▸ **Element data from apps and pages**
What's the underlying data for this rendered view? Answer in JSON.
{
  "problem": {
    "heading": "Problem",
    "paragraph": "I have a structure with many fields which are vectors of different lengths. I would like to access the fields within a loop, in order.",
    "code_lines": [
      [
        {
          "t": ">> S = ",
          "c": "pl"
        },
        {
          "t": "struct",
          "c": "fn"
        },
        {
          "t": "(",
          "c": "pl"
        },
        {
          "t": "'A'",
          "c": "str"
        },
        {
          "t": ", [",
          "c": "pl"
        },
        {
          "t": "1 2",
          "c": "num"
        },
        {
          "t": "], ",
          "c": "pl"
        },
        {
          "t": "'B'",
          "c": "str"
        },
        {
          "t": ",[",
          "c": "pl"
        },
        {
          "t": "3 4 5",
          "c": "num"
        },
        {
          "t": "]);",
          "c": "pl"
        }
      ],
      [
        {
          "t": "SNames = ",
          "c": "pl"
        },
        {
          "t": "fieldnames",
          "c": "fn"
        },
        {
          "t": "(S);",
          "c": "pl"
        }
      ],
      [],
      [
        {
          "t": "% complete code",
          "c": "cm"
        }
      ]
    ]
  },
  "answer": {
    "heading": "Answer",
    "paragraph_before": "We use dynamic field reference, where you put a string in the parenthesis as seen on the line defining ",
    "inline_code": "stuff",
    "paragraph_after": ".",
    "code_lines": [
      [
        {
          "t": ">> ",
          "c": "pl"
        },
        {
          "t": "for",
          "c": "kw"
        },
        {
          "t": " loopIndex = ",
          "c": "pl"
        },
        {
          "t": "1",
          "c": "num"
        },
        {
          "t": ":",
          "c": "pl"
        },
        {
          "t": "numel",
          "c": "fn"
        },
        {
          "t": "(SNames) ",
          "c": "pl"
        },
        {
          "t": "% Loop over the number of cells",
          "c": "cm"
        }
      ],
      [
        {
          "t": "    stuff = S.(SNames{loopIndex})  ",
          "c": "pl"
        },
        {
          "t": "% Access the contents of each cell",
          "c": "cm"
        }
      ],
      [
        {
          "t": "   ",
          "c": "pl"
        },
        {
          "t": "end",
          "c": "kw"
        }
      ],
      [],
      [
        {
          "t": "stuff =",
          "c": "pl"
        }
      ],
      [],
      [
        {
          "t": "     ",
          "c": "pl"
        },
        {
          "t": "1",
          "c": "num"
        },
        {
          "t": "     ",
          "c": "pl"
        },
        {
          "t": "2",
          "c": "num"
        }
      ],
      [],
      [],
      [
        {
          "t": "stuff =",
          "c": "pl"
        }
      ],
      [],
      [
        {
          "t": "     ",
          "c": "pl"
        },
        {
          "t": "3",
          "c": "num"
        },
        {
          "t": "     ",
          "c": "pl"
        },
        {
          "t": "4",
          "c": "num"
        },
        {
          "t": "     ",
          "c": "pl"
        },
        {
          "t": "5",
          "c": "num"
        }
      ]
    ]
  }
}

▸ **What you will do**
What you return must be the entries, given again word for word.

▸ **Solution to this problem**
What's the underlying data for this rendered view? Answer in JSON.
{
  "problem": {
    "heading": "Problem",
    "paragraph": "I have a structure with many fields which are vectors of different lengths. I would like to access the fields within a loop, in order.",
    "code_lines": [
      [
        {
          "t": ">> S = ",
          "c": "pl"
        },
        {
          "t": "struct",
          "c": "fn"
        },
        {
          "t": "(",
          "c": "pl"
        },
        {
          "t": "'A'",
          "c": "str"
        },
        {
          "t": ", [",
          "c": "pl"
        },
        {
          "t": "1 2",
          "c": "num"
        },
        {
          "t": "], ",
          "c": "pl"
        },
        {
          "t": "'B'",
          "c": "str"
        },
        {
          "t": ",[",
          "c": "pl"
        },
        {
          "t": "3 4 5",
          "c": "num"
        },
        {
          "t": "]);",
          "c": "pl"
        }
      ],
      [
        {
          "t": "SNames = ",
          "c": "pl"
        },
        {
          "t": "fieldnames",
          "c": "fn"
        },
        {
          "t": "(S);",
          "c": "pl"
        }
      ],
      [],
      [
        {
          "t": "% complete code",
          "c": "cm"
        }
      ]
    ]
  },
  "answer": {
    "heading": "Answer",
    "paragraph_before": "We use dynamic field reference, where you put a string in the parenthesis as seen on the line defining ",
    "inline_code": "stuff",
    "paragraph_after": ".",
    "code_lines": [
      [
        {
          "t": ">> ",
          "c": "pl"
        },
        {
          "t": "for",
          "c": "kw"
        },
        {
          "t": " loopIndex = ",
          "c": "pl"
        },
        {
          "t": "1",
          "c": "num"
        },
        {
          "t": ":",
          "c": "pl"
        },
        {
          "t": "numel",
          "c": "fn"
        },
        {
          "t": "(SNames) ",
          "c": "pl"
        },
        {
          "t": "% Loop over the number of cells",
          "c": "cm"
        }
      ],
      [
        {
          "t": "    stuff = S.(SNames{loopIndex})  ",
          "c": "pl"
        },
        {
          "t": "% Access the contents of each cell",
          "c": "cm"
        }
      ],
      [
        {
          "t": "   ",
          "c": "pl"
        },
        {
          "t": "end",
          "c": "kw"
        }
      ],
      [],
      [
        {
          "t": "stuff =",
          "c": "pl"
        }
      ],
      [],
      [
        {
          "t": "     ",
          "c": "pl"
        },
        {
          "t": "1",
          "c": "num"
        },
        {
          "t": "     ",
          "c": "pl"
        },
        {
          "t": "2",
          "c": "num"
        }
      ],
      [],
      [],
      [
        {
          "t": "stuff =",
          "c": "pl"
        }
      ],
      [],
      [
        {
          "t": "     ",
          "c": "pl"
        },
        {
          "t": "3",
          "c": "num"
        },
        {
          "t": "     ",
          "c": "pl"
        },
        {
          "t": "4",
          "c": "num"
        },
        {
          "t": "     ",
          "c": "pl"
        },
        {
          "t": "5",
          "c": "num"
        }
      ]
    ]
  }
}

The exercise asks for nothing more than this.